Instructions for the task – Please restate the entries below word for word, leaving out any pictures.

______________________________

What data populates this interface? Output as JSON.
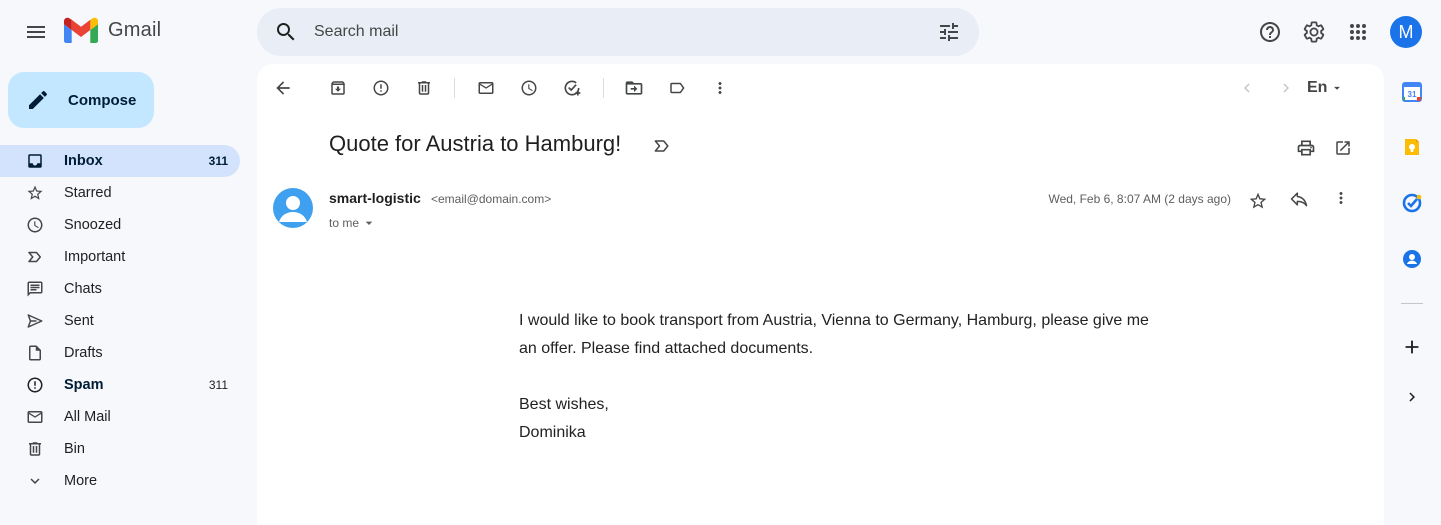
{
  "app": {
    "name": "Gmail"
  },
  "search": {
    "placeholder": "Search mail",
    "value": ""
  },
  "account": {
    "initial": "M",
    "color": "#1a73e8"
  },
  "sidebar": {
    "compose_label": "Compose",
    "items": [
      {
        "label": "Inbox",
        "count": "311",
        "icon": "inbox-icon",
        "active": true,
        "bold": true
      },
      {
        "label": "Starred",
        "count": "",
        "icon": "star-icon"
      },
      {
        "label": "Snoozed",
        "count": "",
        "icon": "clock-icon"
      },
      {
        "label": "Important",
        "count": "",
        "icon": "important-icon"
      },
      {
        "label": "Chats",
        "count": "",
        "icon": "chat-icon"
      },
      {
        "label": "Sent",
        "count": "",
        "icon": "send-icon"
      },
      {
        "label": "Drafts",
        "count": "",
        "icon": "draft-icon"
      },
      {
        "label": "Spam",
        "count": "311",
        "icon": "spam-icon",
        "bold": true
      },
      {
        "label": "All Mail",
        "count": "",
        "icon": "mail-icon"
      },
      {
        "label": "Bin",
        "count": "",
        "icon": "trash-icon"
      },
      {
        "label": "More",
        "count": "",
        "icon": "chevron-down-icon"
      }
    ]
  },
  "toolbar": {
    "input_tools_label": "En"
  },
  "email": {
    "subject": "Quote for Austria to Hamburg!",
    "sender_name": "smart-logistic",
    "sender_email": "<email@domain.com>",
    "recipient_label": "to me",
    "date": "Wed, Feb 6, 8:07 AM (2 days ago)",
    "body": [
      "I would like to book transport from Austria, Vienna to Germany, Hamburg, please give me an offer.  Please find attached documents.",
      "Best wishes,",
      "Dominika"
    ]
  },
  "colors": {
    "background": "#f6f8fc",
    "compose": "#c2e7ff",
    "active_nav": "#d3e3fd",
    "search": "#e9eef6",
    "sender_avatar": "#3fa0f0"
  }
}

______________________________

Exercise answer –
What data populates this interface? Output as JSON.
{
  "app": {
    "name": "Gmail"
  },
  "search": {
    "placeholder": "Search mail",
    "value": ""
  },
  "account": {
    "initial": "M",
    "color": "#1a73e8"
  },
  "sidebar": {
    "compose_label": "Compose",
    "items": [
      {
        "label": "Inbox",
        "count": "311",
        "icon": "inbox-icon",
        "active": true,
        "bold": true
      },
      {
        "label": "Starred",
        "count": "",
        "icon": "star-icon"
      },
      {
        "label": "Snoozed",
        "count": "",
        "icon": "clock-icon"
      },
      {
        "label": "Important",
        "count": "",
        "icon": "important-icon"
      },
      {
        "label": "Chats",
        "count": "",
        "icon": "chat-icon"
      },
      {
        "label": "Sent",
        "count": "",
        "icon": "send-icon"
      },
      {
        "label": "Drafts",
        "count": "",
        "icon": "draft-icon"
      },
      {
        "label": "Spam",
        "count": "311",
        "icon": "spam-icon",
        "bold": true
      },
      {
        "label": "All Mail",
        "count": "",
        "icon": "mail-icon"
      },
      {
        "label": "Bin",
        "count": "",
        "icon": "trash-icon"
      },
      {
        "label": "More",
        "count": "",
        "icon": "chevron-down-icon"
      }
    ]
  },
  "toolbar": {
    "input_tools_label": "En"
  },
  "email": {
    "subject": "Quote for Austria to Hamburg!",
    "sender_name": "smart-logistic",
    "sender_email": "<email@domain.com>",
    "recipient_label": "to me",
    "date": "Wed, Feb 6, 8:07 AM (2 days ago)",
    "body": [
      "I would like to book transport from Austria, Vienna to Germany, Hamburg, please give me an offer.  Please find attached documents.",
      "Best wishes,",
      "Dominika"
    ]
  },
  "colors": {
    "background": "#f6f8fc",
    "compose": "#c2e7ff",
    "active_nav": "#d3e3fd",
    "search": "#e9eef6",
    "sender_avatar": "#3fa0f0"
  }
}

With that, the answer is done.